A FEW years ago I was working in a large building converted into numerous small offices spread over several floors, with only a tiny basement kitchen. The company employed a team of runners who could be summoned to fix this or that, fetch notebooks or paperclips, and every morning take lunch orders. The runners were all bright young things, eager to please. One young lady was particularly charming.
‘Would you like some lunch, Mr Jamnik?’
‘Yes, thank you. Any soup, and any two other items – a bag of crisps or fruit. I don’t mind what.’
‘Cool,’ she replied, scribbling in her notebook.
The next day the same order, soup plus any two other things. ‘Cool’, again the reply.
By the middle of the second week I was getting a bit hot and bothered with all this ‘cool’ business, and so the following day when the young lady came in for my order, I prankishly said: ‘Any soup, I don’t mind what. And any two other items. Oh and by the way, make sure that the soup is hot. Very hot.’
‘Cool,’ she replied.
‘NO, NOT COOL,’ I yelled. ‘HOT HOT HOT!’
She lowered her notebook and peered at me uncomprehendingly. I might have been speaking Mongolian.

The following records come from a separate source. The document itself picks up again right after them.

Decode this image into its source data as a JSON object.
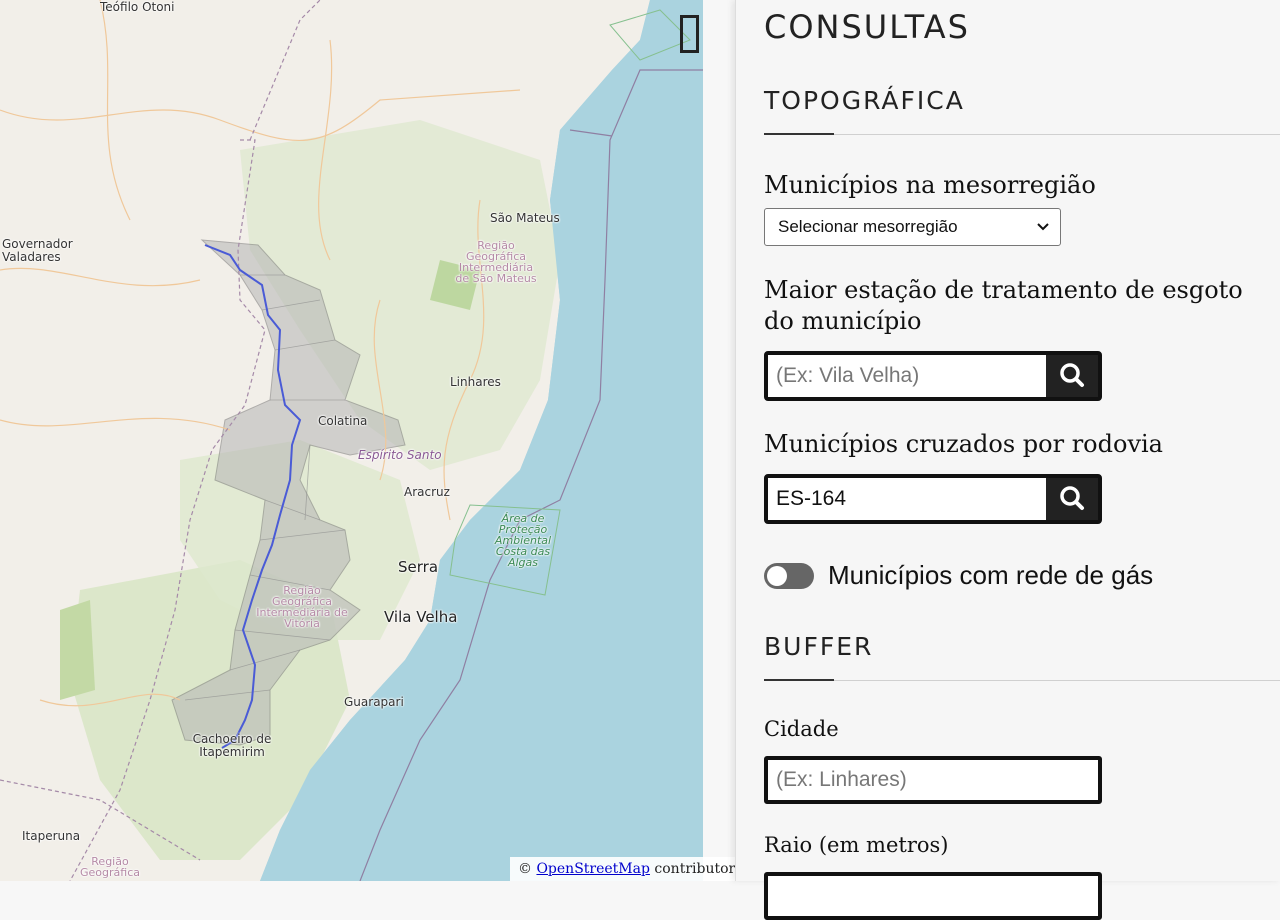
{
  "map": {
    "labels": {
      "teofilo_otoni": "Teófilo Otoni",
      "governador_valadares": "Governador\nValadares",
      "sao_mateus": "São Mateus",
      "regiao_sao_mateus": "Região Geográfica Intermediária de São Mateus",
      "linhares": "Linhares",
      "colatina": "Colatina",
      "espirito_santo": "Espírito Santo",
      "aracruz": "Aracruz",
      "area_protecao": "Área de Proteção Ambiental Costa das Algas",
      "serra": "Serra",
      "regiao_vitoria": "Região Geográfica Intermediária de Vitória",
      "vila_velha": "Vila Velha",
      "guarapari": "Guarapari",
      "cachoeiro": "Cachoeiro de Itapemirim",
      "itaperuna": "Itaperuna",
      "regiao_bottom": "Região Geográfica"
    },
    "attribution": {
      "prefix": "© ",
      "link": "OpenStreetMap",
      "suffix": " contributors."
    }
  },
  "sidebar": {
    "title": "CONSULTAS",
    "topografica": {
      "heading": "TOPOGRÁFICA",
      "mesorregiao_label": "Municípios na mesorregião",
      "mesorregiao_select": "Selecionar mesorregião",
      "esgoto_label": "Maior estação de tratamento de esgoto do município",
      "esgoto_placeholder": "(Ex: Vila Velha)",
      "rodovia_label": "Municípios cruzados por rodovia",
      "rodovia_value": "ES-164",
      "gas_toggle_label": "Municípios com rede de gás",
      "gas_toggle_on": false
    },
    "buffer": {
      "heading": "BUFFER",
      "cidade_label": "Cidade",
      "cidade_placeholder": "(Ex: Linhares)",
      "raio_label": "Raio (em metros)"
    }
  },
  "colors": {
    "land": "#f2efe9",
    "water": "#aad3df",
    "selected_region": "#b9b9b9",
    "route": "#4a5bd6",
    "button_dark": "#222222"
  },
  "icons": [
    "search-icon",
    "layers-toggle-icon"
  ]
}
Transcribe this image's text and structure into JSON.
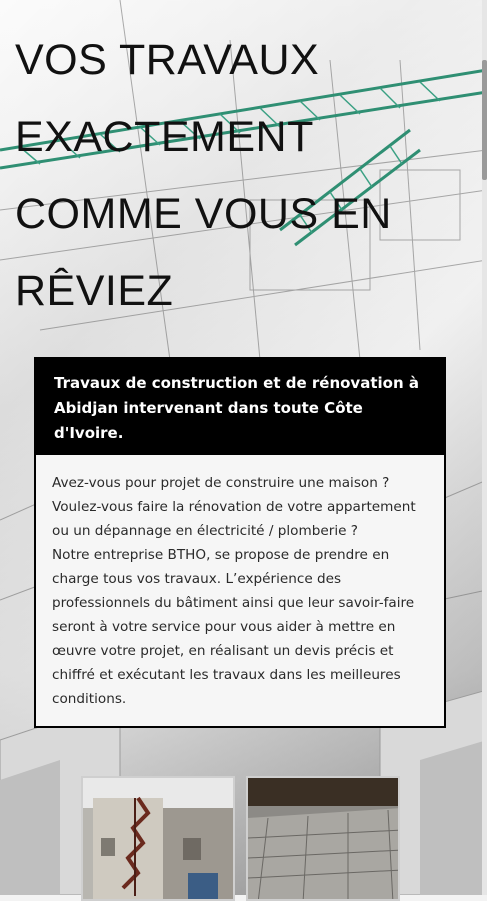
{
  "hero": {
    "title": "VOS TRAVAUX EXACTEMENT COMME VOUS EN RÊVIEZ"
  },
  "intro_card": {
    "heading": "Travaux de construction et de rénovation à Abidjan intervenant dans toute Côte d'Ivoire.",
    "paragraph_1": "Avez-vous pour projet de construire une maison ? Voulez-vous faire la rénovation de votre appartement ou un dépannage en électricité / plomberie ?",
    "paragraph_2": "Notre entreprise BTHO, se propose de prendre en charge tous vos travaux. L’expérience des professionnels du bâtiment ainsi que leur savoir-faire seront à votre service pour vous aider à mettre en œuvre votre projet, en réalisant un devis précis et chiffré et exécutant les travaux dans les meilleures conditions."
  },
  "gallery": {
    "items": [
      {
        "icon": "building-staircase-photo"
      },
      {
        "icon": "floor-screed-photo"
      }
    ]
  }
}
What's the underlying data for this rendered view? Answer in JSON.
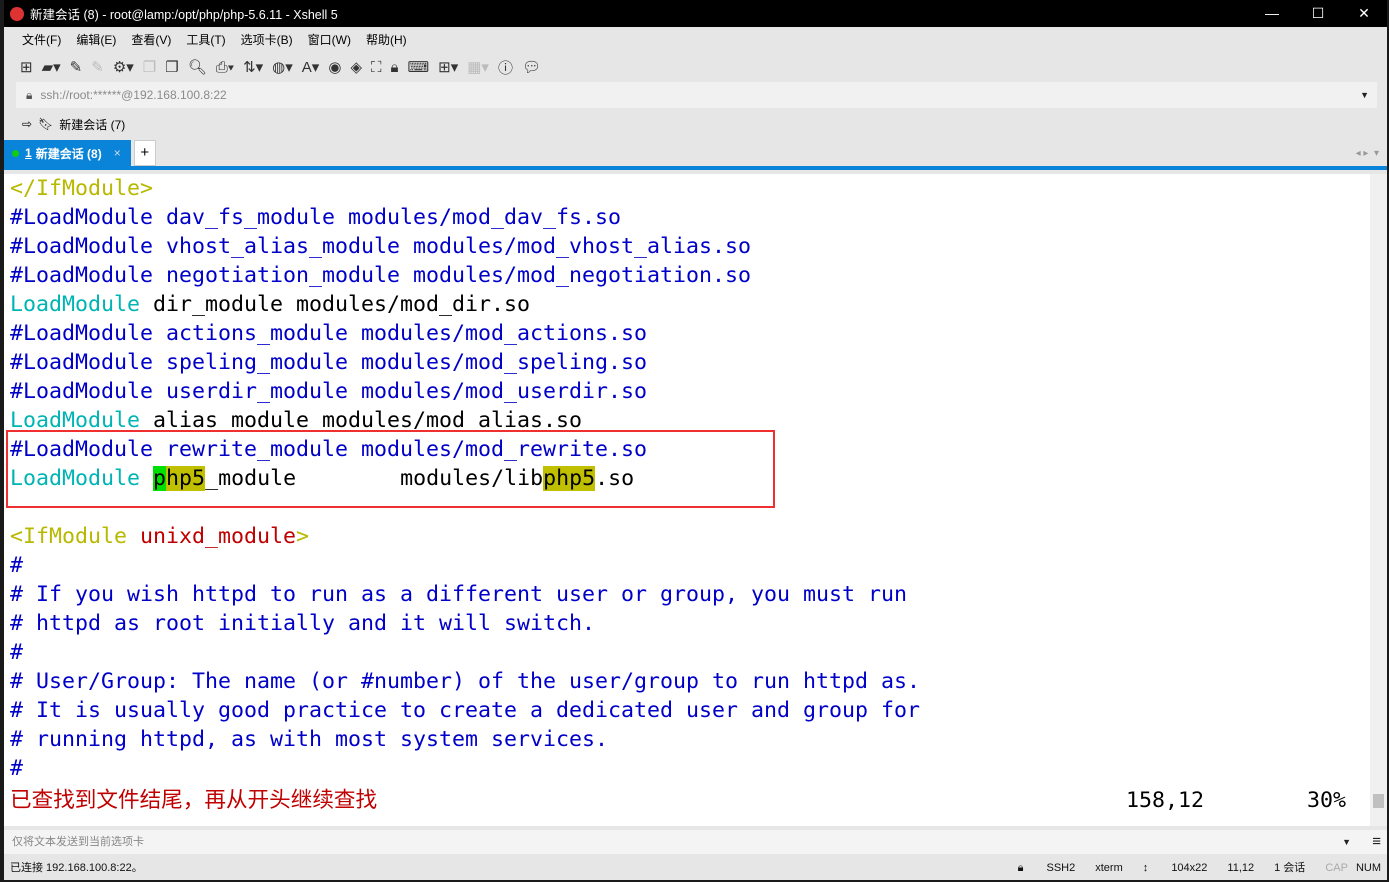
{
  "window": {
    "title": "新建会话 (8) - root@lamp:/opt/php/php-5.6.11 - Xshell 5",
    "controls": [
      "—",
      "☐",
      "✕"
    ]
  },
  "menu": [
    "文件(F)",
    "编辑(E)",
    "查看(V)",
    "工具(T)",
    "选项卡(B)",
    "窗口(W)",
    "帮助(H)"
  ],
  "toolbar_icons": [
    "new-session-icon",
    "open-folder-icon",
    "connect-icon",
    "disconnect-icon",
    "properties-icon",
    "copy-icon",
    "paste-icon",
    "find-icon",
    "print-icon",
    "transfer-icon",
    "globe-icon",
    "font-icon",
    "xftp-icon",
    "xmanager-icon",
    "fullscreen-icon",
    "lock-icon",
    "keyboard-icon",
    "new-tab-icon",
    "layout-icon",
    "help-icon",
    "chat-icon"
  ],
  "address": {
    "value": "ssh://root:******@192.168.100.8:22"
  },
  "session_bar": {
    "label": "新建会话 (7)"
  },
  "tabs": [
    {
      "number": "1",
      "label": "新建会话 (8)",
      "close": "×"
    }
  ],
  "tab_add": "+",
  "terminal": {
    "lines": [
      [
        [
          "y",
          "</IfModule>"
        ]
      ],
      [
        [
          "c",
          "#LoadModule dav_fs_module modules/mod_dav_fs.so"
        ]
      ],
      [
        [
          "c",
          "#LoadModule vhost_alias_module modules/mod_vhost_alias.so"
        ]
      ],
      [
        [
          "c",
          "#LoadModule negotiation_module modules/mod_negotiation.so"
        ]
      ],
      [
        [
          "k",
          "LoadModule"
        ],
        [
          "t",
          " dir_module modules/mod_dir.so"
        ]
      ],
      [
        [
          "c",
          "#LoadModule actions_module modules/mod_actions.so"
        ]
      ],
      [
        [
          "c",
          "#LoadModule speling_module modules/mod_speling.so"
        ]
      ],
      [
        [
          "c",
          "#LoadModule userdir_module modules/mod_userdir.so"
        ]
      ],
      [
        [
          "k",
          "LoadModule"
        ],
        [
          "t",
          " alias_module modules/mod_alias.so"
        ]
      ],
      [
        [
          "c",
          "#LoadModule rewrite_module modules/mod_rewrite.so"
        ]
      ],
      [
        [
          "k",
          "LoadModule"
        ],
        [
          "t",
          " "
        ],
        [
          "hg",
          "p"
        ],
        [
          "hy",
          "hp5"
        ],
        [
          "t",
          "_module        modules/lib"
        ],
        [
          "hy",
          "php5"
        ],
        [
          "t",
          ".so"
        ]
      ],
      [
        [
          "t",
          ""
        ]
      ],
      [
        [
          "y",
          "<IfModule"
        ],
        [
          "t",
          " "
        ],
        [
          "r",
          "unixd_module"
        ],
        [
          "y",
          ">"
        ]
      ],
      [
        [
          "c",
          "#"
        ]
      ],
      [
        [
          "c",
          "# If you wish httpd to run as a different user or group, you must run"
        ]
      ],
      [
        [
          "c",
          "# httpd as root initially and it will switch."
        ]
      ],
      [
        [
          "c",
          "#"
        ]
      ],
      [
        [
          "c",
          "# User/Group: The name (or #number) of the user/group to run httpd as."
        ]
      ],
      [
        [
          "c",
          "# It is usually good practice to create a dedicated user and group for"
        ]
      ],
      [
        [
          "c",
          "# running httpd, as with most system services."
        ]
      ],
      [
        [
          "c",
          "#"
        ]
      ]
    ],
    "status_message": "已查找到文件结尾，再从开头继续查找",
    "cursor_position": "158,12",
    "scroll_percent": "30%"
  },
  "send_bar": {
    "placeholder": "仅将文本发送到当前选项卡"
  },
  "statusbar": {
    "connection": "已连接 192.168.100.8:22。",
    "protocol": "SSH2",
    "terminal": "xterm",
    "size": "104x22",
    "cursor": "11,12",
    "sessions": "1 会话",
    "caps": "CAP",
    "num": "NUM"
  },
  "colors": {
    "accent": "#0a84d8",
    "comment": "#0000c8",
    "keyword": "#00b4b4",
    "highlight_box": "#f03030"
  }
}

A couple of weeks after that a young man was taking the lunch orders. I could tell it was his first day. ‘May I take your order for lunch now, or shall I come back later?’ he asked.
‘Oh, you can take it now, thank you,’ I began. ‘Get me a soup, any soup, I don’t mind what, and any two other items – a bag of crisps or fruit. You choose.’

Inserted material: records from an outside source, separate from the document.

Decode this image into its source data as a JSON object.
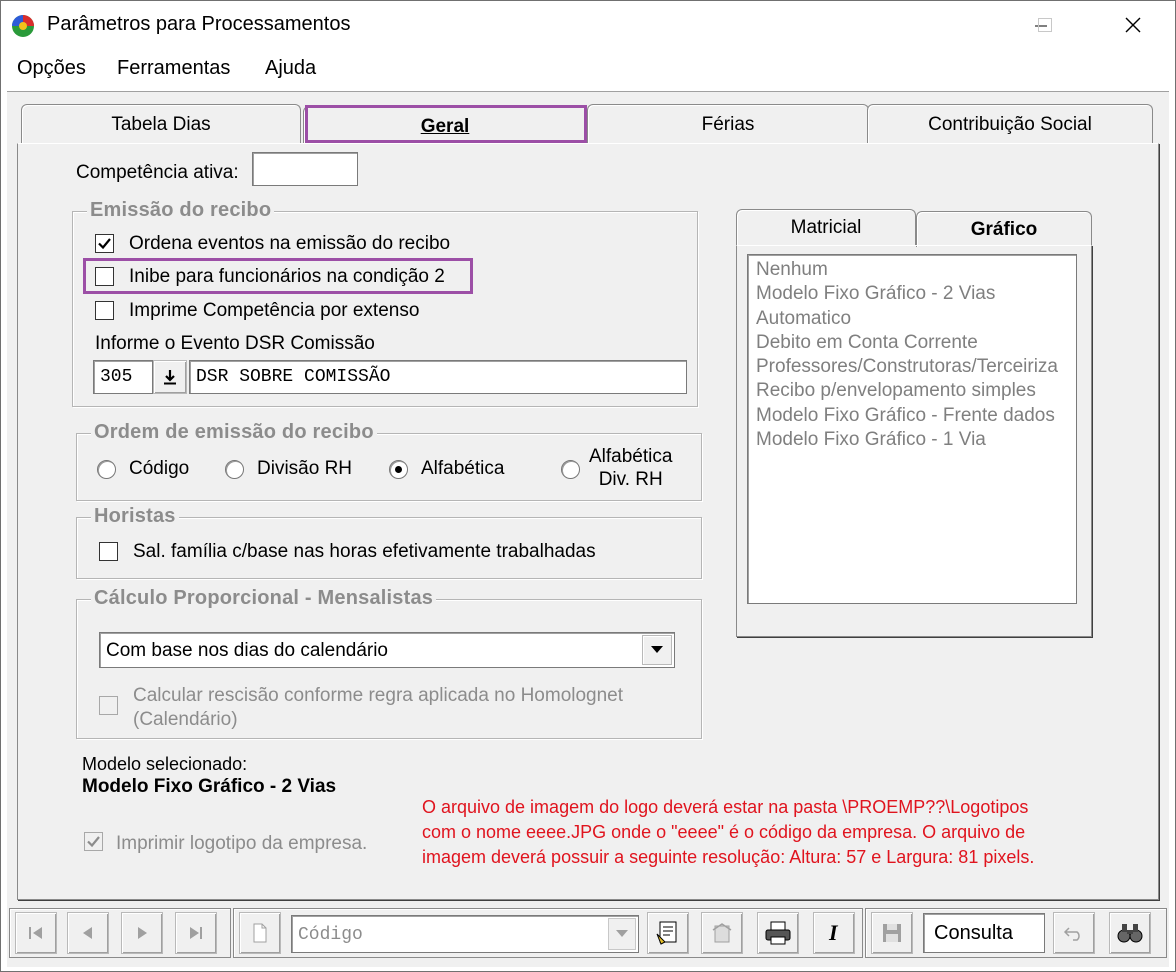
{
  "window": {
    "title": "Parâmetros para Processamentos"
  },
  "menu": {
    "items": [
      "Opções",
      "Ferramentas",
      "Ajuda"
    ]
  },
  "tabs": [
    "Tabela Dias",
    "Geral",
    "Férias",
    "Contribuição Social"
  ],
  "competencia": {
    "label": "Competência ativa:",
    "value": ""
  },
  "emissao": {
    "title": "Emissão do recibo",
    "ordena": {
      "label": "Ordena eventos na emissão do recibo",
      "checked": true
    },
    "inibe": {
      "label": "Inibe para funcionários na condição 2",
      "checked": false
    },
    "imprime": {
      "label": "Imprime Competência por extenso",
      "checked": false
    },
    "dsr_label": "Informe o Evento DSR Comissão",
    "dsr_code": "305",
    "dsr_desc": "DSR SOBRE COMISSÃO"
  },
  "ordem": {
    "title": "Ordem de emissão do recibo",
    "options": [
      "Código",
      "Divisão RH",
      "Alfabética"
    ],
    "option4_line1": "Alfabética",
    "option4_line2": "Div.  RH",
    "selected": "Alfabética"
  },
  "horistas": {
    "title": "Horistas",
    "sal_familia": {
      "label": "Sal. família c/base nas horas efetivamente trabalhadas",
      "checked": false
    }
  },
  "calculo": {
    "title": "Cálculo Proporcional - Mensalistas",
    "select_value": "Com base nos dias do calendário",
    "rescisao_line1": "Calcular rescisão conforme regra aplicada no Homolognet",
    "rescisao_line2": "(Calendário)"
  },
  "modelo": {
    "label": "Modelo selecionado:",
    "value": "Modelo Fixo Gráfico - 2 Vias"
  },
  "logotipo": {
    "label": "Imprimir logotipo da empresa.",
    "checked": true
  },
  "note": {
    "line1": "O arquivo de imagem do logo deverá estar na pasta \\PROEMP??\\Logotipos",
    "line2": "com o nome eeee.JPG onde o \"eeee\" é o código da empresa. O arquivo de",
    "line3": "imagem deverá possuir a seguinte resolução: Altura: 57 e Largura: 81 pixels."
  },
  "subtabs": [
    "Matricial",
    "Gráfico"
  ],
  "models": [
    "Nenhum",
    "Modelo Fixo Gráfico - 2 Vias",
    "Automatico",
    "Debito em Conta Corrente",
    "Professores/Construtoras/Terceiriza",
    "Recibo p/envelopamento simples",
    "Modelo Fixo Gráfico - Frente dados",
    "Modelo Fixo Gráfico - 1 Via"
  ],
  "toolbar": {
    "search_placeholder": "Código",
    "mode": "Consulta"
  },
  "colors": {
    "highlight": "#9c4fa6",
    "note": "#e0141e",
    "disabled": "#8c8c8c"
  }
}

‘Awesome,’ he replied.
I appreciate people using sophisticated words, but I just can’t stick hyperbole: it drives me insane.

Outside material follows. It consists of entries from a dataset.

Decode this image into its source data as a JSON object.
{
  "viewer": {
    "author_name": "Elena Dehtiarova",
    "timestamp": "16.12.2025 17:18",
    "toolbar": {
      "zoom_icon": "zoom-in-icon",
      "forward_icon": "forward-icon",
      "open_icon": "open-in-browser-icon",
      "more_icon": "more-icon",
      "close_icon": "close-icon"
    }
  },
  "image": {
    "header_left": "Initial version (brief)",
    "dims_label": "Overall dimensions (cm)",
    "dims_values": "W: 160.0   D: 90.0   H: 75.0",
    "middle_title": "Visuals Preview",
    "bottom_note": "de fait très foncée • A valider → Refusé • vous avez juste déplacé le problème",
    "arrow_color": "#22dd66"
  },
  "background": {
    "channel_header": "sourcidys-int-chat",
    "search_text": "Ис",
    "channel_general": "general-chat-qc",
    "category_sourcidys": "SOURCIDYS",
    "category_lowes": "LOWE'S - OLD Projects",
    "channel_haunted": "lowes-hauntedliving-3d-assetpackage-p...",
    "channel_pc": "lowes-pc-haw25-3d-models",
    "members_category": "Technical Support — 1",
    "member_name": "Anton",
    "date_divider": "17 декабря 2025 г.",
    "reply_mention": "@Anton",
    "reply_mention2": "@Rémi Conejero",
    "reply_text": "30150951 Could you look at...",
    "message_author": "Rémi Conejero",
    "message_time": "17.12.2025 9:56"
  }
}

Two young ladies were on the front reception desk. Again they were charming and eager to please, but were afflicted with verbal mannerisms like the runners.
Me: ‘Do you have a hole punch I could borrow?’
Receptionist: ‘Yes, use this one.’
Me: ‘Thank you.’
Receptionist: ‘No problem.’
Everything was no problem. Can I nick some pencils? No problem. Can I leave my bag here? No problem. I have to pop out to the bank. No problem.
Once I was waiting in reception to greet a client.
Receptionist: ‘Can I get you a coffee while you’re waiting?’
Me: ‘No thank you. I have a very weak bladder.’
Receptionist: ‘No problem.’
Me: ‘Oh but you’re wrong there. It causes me endless problems.’
A moment’s silence.
‘Ha ha. Cool.’
A week or so after that merriment, I was in my office and trying to think of a word. I had been going through some files that a client had supplied, and the cross-referencing system he had devised was so thorough and user-friendly, I felt that it should be specially praised. I wanted to say something like the system was ‘without a possibility of making an error’ or ‘difficult to go wrong’ or ‘was flawless,’ but the mot juste eluded me.
As my office had no internet connection I went down to reception.
‘I’m trying to think of a word,’ I said. ‘It means not possible to make a mistake. Without a fault. Can you go on to Google for me?’
So on to Google she went.
‘Type in “faultless”,’ I said. ‘That’s not the word I want, but it’s close. See what comes up.’
I watched in dismay as she typed f o r t l e s s into the search field.
Perhaps I shouldn’t get so hot under the collar about all this, and instead find somewhere quiet where I can lie down and try to be cool.